You might worry about being told that you have a cavity or an early form of gum disease whenever you visit Advanced Dental Care of Springfield. In some cases, though, you might learn that you have an even more worrisome – and quite possibly deadly – condition: oral cancer. Over 53,000 American patients are diagnosed with this disease every year, and roughly one person dies from it every hour. The condition can be treated, and your chances of surviving over the next five years can be improved, but that depends largely on whether symptoms are found in time. To that end, our expert dentists will check warning signs during your regular checkups. To learn more about what happens during an oral cancer screening, get in touch with us today.
In many cases, you might notice symptoms linked to oral cancer on your own, but you might not recognize them for what they are since they could easily be mistaken for other health issues. Here are just a few examples of what you might notice:
If any of these symptoms last for weeks, it’s highly recommended that you undergo an oral cancer test.
During a screening, your dentist will look and feel for various symptoms that could possibly point towards oral cancer. This won’t necessarily be enough for a diagnosis on its own; if we find anything concerning, our next step will be to help you make arrangements for a biopsy or a similar test that can confirm whether or not you have a dangerous disease.

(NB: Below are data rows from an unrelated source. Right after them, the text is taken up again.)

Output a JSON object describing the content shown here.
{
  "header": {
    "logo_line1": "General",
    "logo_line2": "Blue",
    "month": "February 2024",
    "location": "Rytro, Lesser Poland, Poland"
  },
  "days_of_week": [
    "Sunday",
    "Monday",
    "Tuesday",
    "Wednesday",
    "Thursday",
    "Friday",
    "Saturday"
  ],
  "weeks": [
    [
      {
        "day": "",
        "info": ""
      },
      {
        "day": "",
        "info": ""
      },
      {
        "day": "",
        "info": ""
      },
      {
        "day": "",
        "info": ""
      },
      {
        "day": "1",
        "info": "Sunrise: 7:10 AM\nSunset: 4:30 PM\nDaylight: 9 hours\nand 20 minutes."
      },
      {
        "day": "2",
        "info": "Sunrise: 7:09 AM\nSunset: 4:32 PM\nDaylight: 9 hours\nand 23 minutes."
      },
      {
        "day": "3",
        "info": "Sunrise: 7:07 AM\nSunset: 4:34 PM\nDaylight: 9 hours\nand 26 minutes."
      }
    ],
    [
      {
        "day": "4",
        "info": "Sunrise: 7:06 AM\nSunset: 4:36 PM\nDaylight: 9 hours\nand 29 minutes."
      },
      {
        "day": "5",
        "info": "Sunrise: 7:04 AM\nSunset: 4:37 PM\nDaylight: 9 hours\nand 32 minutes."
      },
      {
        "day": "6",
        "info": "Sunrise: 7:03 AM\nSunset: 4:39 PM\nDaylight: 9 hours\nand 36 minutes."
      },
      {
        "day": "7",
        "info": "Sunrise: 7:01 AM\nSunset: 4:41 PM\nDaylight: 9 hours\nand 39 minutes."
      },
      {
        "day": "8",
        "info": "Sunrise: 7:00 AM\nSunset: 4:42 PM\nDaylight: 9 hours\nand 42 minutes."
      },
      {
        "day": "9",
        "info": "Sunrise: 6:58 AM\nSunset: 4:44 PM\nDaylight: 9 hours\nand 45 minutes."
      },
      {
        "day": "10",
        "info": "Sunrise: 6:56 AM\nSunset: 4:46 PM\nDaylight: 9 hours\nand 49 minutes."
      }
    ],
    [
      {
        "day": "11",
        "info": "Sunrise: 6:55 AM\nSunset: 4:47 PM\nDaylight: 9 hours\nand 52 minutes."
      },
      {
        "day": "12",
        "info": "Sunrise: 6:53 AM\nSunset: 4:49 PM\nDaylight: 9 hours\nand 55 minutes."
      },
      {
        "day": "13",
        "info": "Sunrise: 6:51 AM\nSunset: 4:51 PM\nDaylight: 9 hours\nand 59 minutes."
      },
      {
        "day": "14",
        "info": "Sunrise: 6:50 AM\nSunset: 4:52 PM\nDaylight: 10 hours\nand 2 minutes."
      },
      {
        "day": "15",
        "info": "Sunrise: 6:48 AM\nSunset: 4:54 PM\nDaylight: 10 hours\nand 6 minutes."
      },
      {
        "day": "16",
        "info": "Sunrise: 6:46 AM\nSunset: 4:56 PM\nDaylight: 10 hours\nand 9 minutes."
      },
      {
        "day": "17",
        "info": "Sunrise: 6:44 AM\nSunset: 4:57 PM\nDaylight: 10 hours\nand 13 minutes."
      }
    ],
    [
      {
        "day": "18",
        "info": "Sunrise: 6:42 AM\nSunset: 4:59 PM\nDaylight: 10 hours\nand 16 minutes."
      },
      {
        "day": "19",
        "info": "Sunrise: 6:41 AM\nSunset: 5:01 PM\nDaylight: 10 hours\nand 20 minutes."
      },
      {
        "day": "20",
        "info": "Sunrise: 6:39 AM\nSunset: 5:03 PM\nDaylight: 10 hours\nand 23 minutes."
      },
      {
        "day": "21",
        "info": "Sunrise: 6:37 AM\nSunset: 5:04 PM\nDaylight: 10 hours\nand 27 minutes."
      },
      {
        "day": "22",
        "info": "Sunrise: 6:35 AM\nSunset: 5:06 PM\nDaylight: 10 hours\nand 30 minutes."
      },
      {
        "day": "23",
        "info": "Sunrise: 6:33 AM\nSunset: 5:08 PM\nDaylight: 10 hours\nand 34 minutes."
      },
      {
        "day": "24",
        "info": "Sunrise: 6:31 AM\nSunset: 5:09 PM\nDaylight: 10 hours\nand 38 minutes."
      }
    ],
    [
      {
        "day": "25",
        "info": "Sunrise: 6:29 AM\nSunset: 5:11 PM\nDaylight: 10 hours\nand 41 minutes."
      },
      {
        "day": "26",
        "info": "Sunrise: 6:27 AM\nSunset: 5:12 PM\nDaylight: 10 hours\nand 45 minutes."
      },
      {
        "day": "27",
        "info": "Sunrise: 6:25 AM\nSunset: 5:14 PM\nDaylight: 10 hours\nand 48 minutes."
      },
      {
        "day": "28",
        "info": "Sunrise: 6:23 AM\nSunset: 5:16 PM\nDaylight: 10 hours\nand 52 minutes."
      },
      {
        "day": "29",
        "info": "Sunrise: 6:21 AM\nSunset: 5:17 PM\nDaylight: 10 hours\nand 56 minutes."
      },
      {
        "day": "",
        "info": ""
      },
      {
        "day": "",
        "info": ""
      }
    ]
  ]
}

In particular, we’ll be checking for unusual lumps or discolored areas in and around your mouth. The neck will also be examined, since many related symptoms will occur in this area. Note that there are different levels of screening that can be performed depending on your situation.
The visual exam is the first step. In addition to the mouth itself, we may also check the face, neck, lips, and the inside of your nose. A special light allows us to see clearly, and a mirror will let us examine your mouth from every angle. We might even need to use a tongue depressor so that we can look at the back of the mouth. After that, we can move on to the physical exam, which is essentially just feeling around for unusual masses. We’ll also need to confirm that your jaw and any normally mobile tissue in your mouth can still move normally.